== Data extracts ==
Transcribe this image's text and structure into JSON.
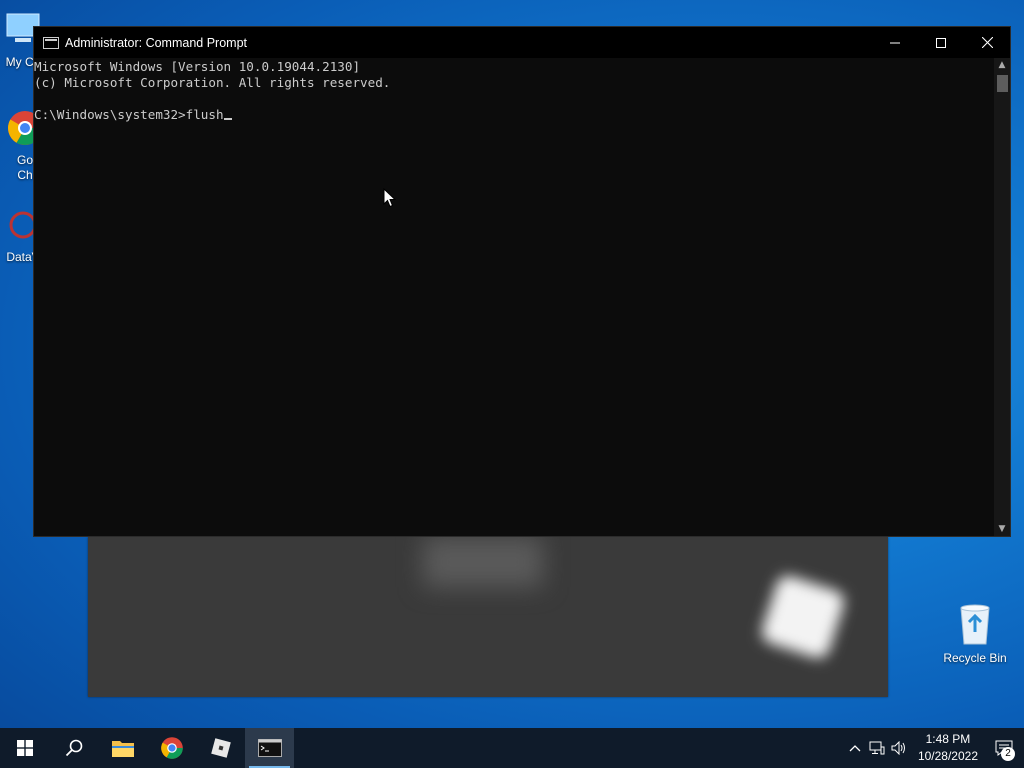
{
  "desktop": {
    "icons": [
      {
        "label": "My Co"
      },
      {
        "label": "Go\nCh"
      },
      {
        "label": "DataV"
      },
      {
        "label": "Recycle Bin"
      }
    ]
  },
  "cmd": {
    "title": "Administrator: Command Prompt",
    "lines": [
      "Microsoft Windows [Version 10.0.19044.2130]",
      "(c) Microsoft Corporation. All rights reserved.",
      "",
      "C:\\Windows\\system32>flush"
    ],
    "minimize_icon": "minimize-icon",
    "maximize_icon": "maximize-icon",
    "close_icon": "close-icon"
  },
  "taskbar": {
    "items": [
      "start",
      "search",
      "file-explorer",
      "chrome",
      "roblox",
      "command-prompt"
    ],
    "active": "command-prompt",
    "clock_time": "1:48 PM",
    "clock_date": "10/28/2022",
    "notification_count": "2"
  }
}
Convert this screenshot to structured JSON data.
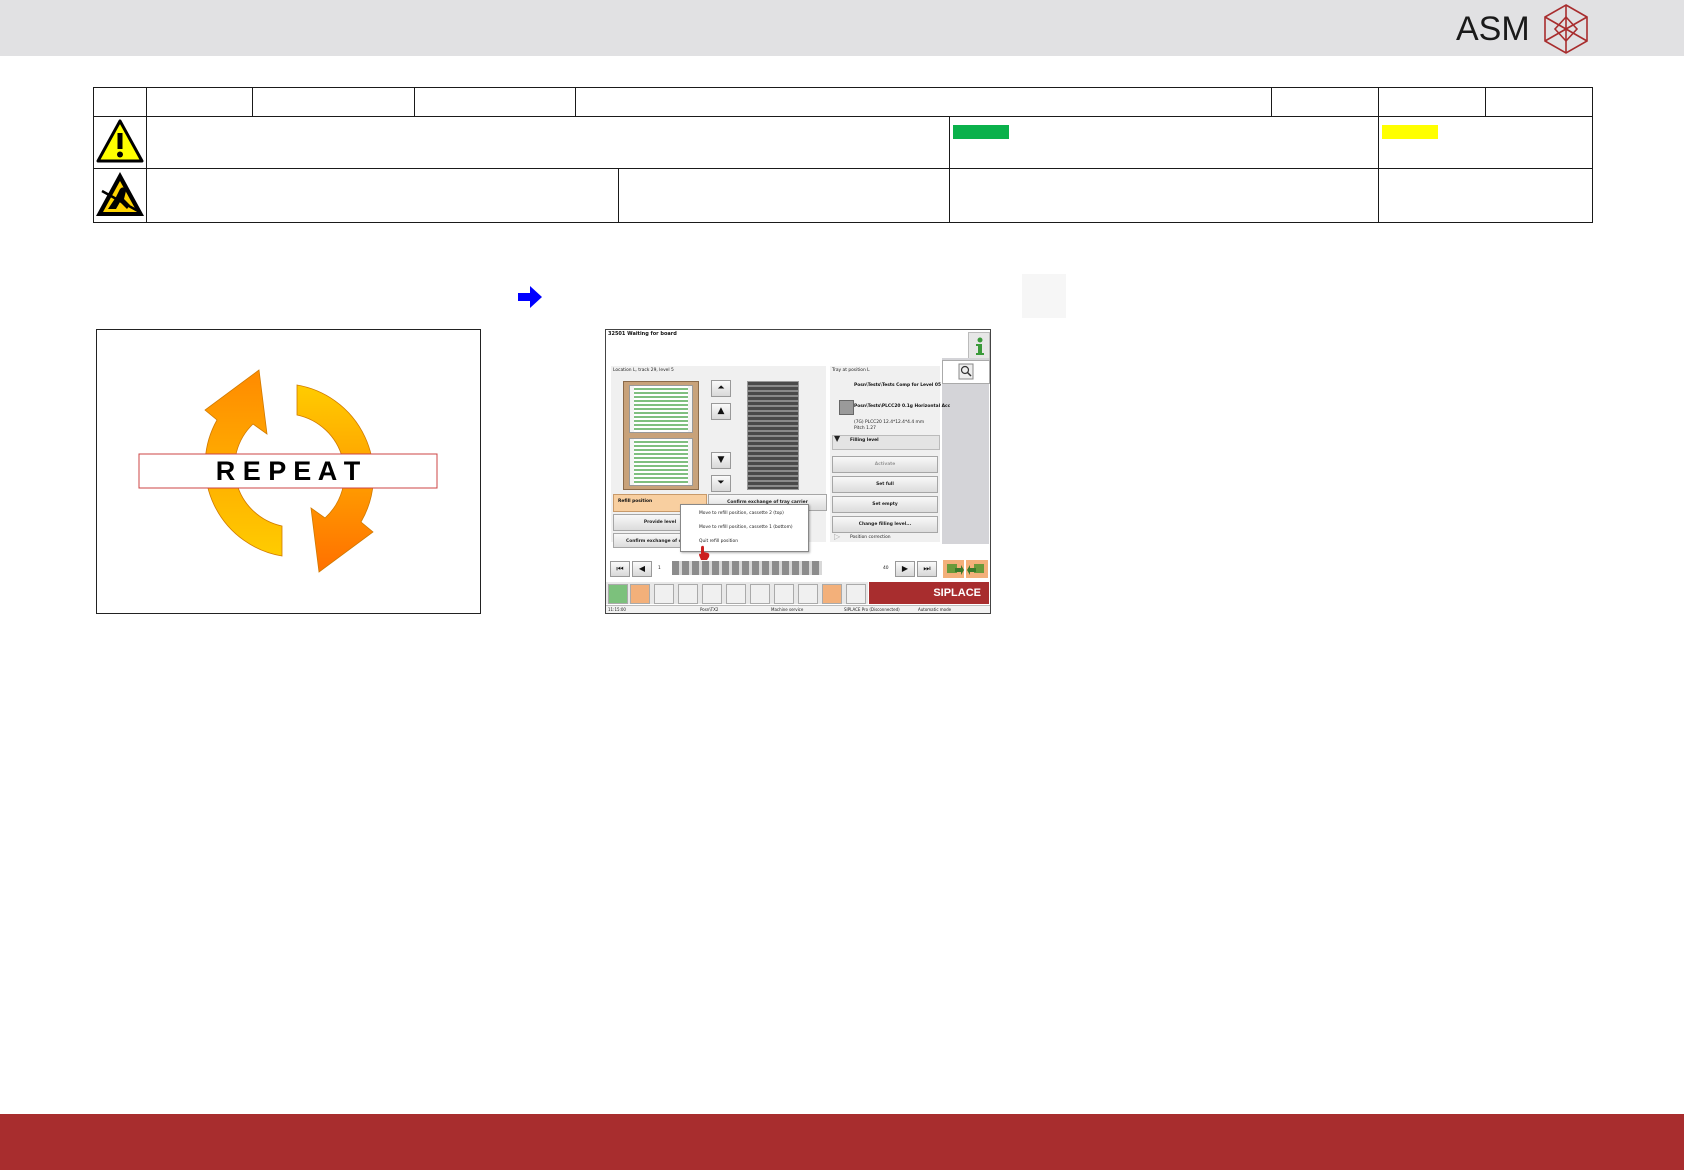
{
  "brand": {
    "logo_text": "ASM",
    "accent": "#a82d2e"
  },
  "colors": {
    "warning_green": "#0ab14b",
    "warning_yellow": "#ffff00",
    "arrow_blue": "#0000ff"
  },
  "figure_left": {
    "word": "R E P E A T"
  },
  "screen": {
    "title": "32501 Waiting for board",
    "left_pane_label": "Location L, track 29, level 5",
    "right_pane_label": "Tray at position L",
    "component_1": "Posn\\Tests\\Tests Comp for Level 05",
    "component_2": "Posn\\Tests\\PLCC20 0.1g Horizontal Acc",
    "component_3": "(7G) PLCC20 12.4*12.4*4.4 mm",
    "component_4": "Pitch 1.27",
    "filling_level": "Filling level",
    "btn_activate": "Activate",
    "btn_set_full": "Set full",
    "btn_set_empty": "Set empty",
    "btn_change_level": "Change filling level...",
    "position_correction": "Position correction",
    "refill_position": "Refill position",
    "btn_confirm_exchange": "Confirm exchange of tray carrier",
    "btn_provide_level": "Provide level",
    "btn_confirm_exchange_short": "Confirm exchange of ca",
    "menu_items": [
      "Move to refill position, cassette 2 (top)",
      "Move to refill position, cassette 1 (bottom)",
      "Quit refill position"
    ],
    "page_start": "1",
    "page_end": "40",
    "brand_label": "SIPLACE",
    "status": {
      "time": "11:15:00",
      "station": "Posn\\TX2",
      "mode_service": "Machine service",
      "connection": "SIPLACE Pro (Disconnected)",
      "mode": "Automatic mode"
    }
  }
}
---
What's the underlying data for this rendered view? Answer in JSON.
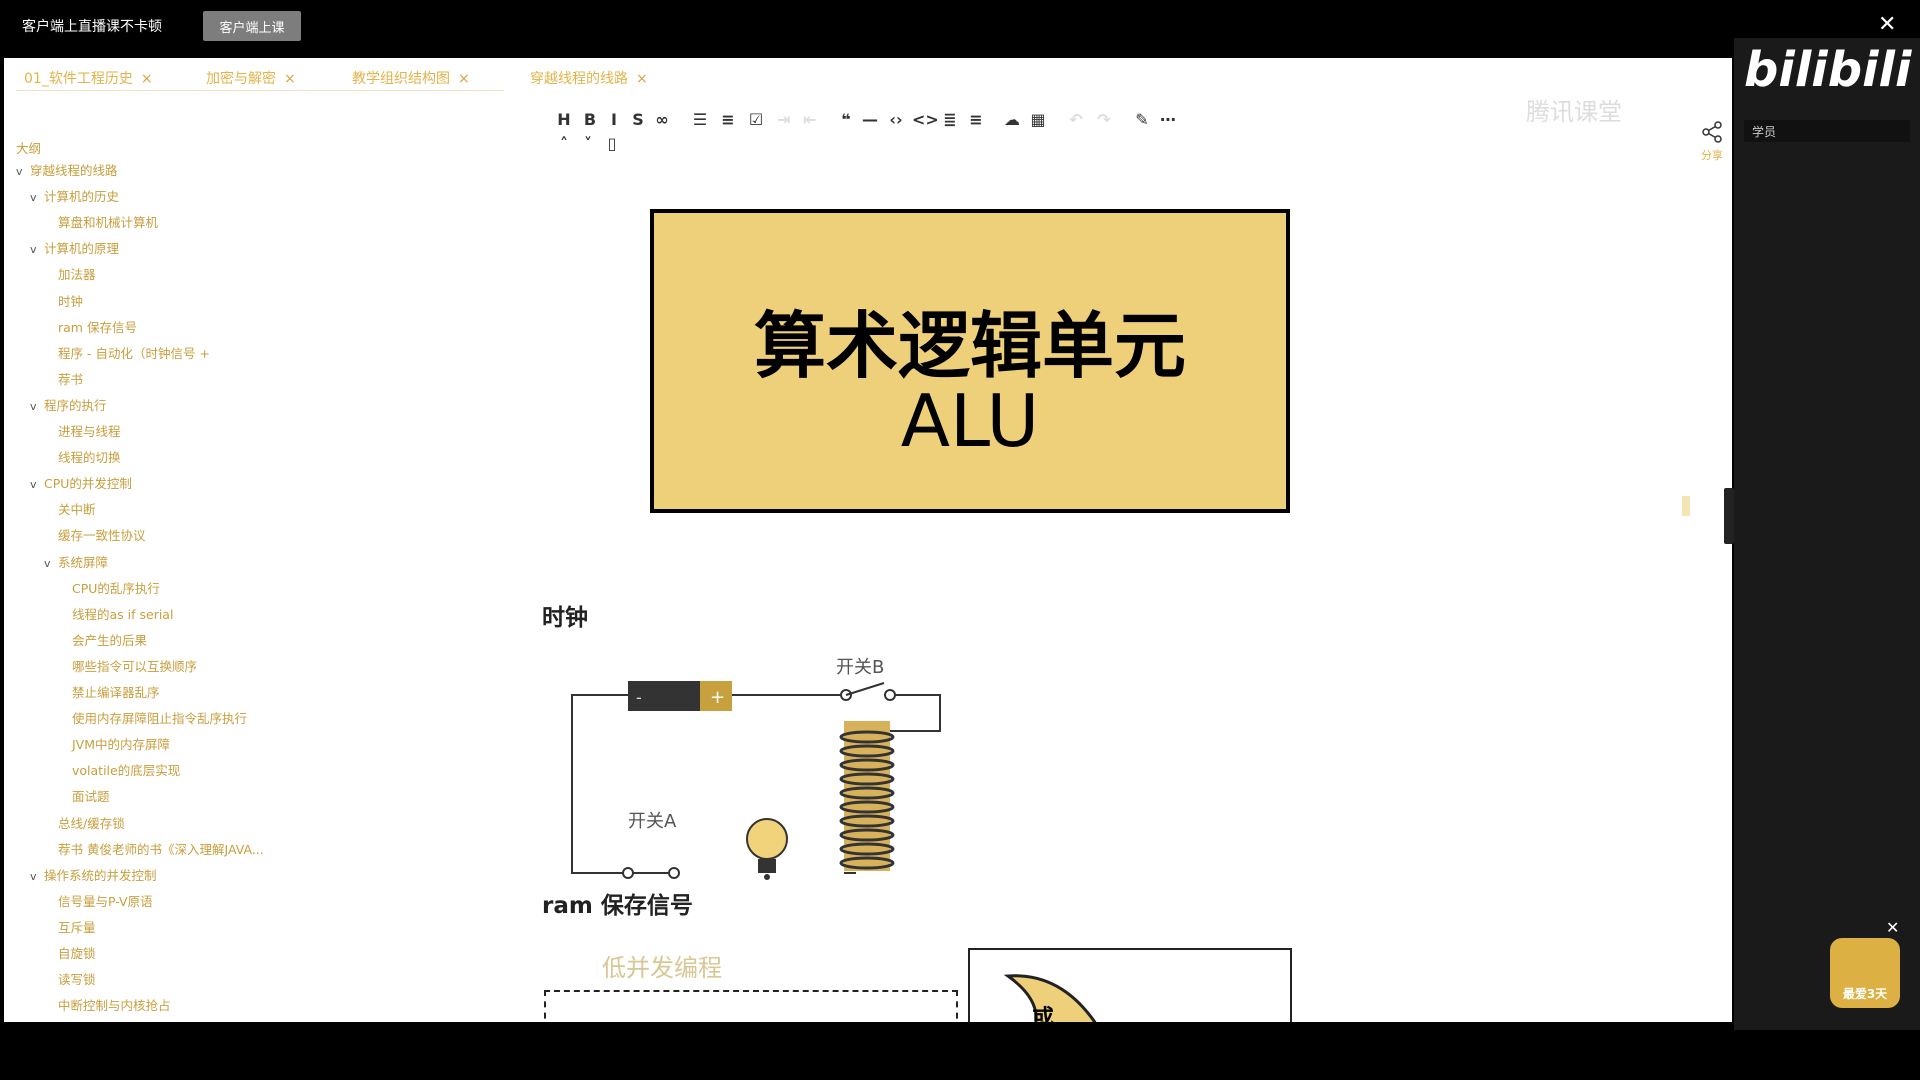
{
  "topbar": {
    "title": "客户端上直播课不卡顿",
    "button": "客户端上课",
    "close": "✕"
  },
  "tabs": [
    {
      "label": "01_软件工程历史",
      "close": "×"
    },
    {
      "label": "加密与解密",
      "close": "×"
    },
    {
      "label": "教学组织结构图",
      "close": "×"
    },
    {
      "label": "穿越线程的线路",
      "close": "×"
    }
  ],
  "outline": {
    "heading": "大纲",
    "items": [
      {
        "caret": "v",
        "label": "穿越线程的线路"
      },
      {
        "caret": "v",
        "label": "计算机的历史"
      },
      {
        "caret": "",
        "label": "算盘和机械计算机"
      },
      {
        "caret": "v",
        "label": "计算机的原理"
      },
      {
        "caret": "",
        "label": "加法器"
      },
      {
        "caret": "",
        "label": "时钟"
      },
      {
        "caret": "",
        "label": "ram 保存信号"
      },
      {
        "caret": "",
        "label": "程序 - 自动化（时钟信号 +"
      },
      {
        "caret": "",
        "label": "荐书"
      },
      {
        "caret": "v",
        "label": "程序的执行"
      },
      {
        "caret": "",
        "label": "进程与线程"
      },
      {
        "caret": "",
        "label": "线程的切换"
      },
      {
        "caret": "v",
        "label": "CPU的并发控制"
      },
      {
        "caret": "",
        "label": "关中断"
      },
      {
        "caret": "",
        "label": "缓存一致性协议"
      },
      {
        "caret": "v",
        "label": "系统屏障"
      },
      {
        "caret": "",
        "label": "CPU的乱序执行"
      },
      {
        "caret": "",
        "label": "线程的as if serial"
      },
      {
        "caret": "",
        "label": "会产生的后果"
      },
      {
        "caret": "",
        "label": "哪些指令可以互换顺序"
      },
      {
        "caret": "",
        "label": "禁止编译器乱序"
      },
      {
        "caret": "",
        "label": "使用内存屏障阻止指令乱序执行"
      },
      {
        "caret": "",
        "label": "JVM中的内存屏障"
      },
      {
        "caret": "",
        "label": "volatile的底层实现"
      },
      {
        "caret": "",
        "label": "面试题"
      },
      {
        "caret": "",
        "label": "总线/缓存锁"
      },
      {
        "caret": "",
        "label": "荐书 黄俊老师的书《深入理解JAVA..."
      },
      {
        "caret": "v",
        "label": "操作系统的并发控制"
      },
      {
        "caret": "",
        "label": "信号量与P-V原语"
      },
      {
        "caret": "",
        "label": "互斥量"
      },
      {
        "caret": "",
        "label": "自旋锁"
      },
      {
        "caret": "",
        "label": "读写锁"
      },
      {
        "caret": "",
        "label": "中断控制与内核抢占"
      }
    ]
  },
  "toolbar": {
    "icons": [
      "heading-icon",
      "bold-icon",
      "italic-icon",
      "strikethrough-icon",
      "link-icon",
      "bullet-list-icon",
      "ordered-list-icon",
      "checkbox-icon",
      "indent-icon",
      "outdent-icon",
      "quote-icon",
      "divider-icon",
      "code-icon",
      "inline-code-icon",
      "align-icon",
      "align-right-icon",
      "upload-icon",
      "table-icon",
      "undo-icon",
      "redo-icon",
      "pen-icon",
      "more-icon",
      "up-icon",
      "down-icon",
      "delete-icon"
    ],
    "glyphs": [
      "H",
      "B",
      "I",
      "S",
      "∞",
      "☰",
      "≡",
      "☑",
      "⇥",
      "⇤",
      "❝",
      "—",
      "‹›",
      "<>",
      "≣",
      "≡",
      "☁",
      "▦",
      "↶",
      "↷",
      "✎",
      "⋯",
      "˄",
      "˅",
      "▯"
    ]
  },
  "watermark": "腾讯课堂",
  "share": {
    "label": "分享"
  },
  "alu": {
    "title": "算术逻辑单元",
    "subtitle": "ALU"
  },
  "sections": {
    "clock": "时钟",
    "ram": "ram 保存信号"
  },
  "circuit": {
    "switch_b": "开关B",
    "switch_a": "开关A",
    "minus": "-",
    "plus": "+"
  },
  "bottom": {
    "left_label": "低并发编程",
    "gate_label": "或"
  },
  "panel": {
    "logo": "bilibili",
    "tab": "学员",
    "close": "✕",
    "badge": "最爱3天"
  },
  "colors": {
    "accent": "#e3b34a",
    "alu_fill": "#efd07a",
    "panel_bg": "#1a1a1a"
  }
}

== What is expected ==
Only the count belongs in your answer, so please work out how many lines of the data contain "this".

== Worked solution ==
3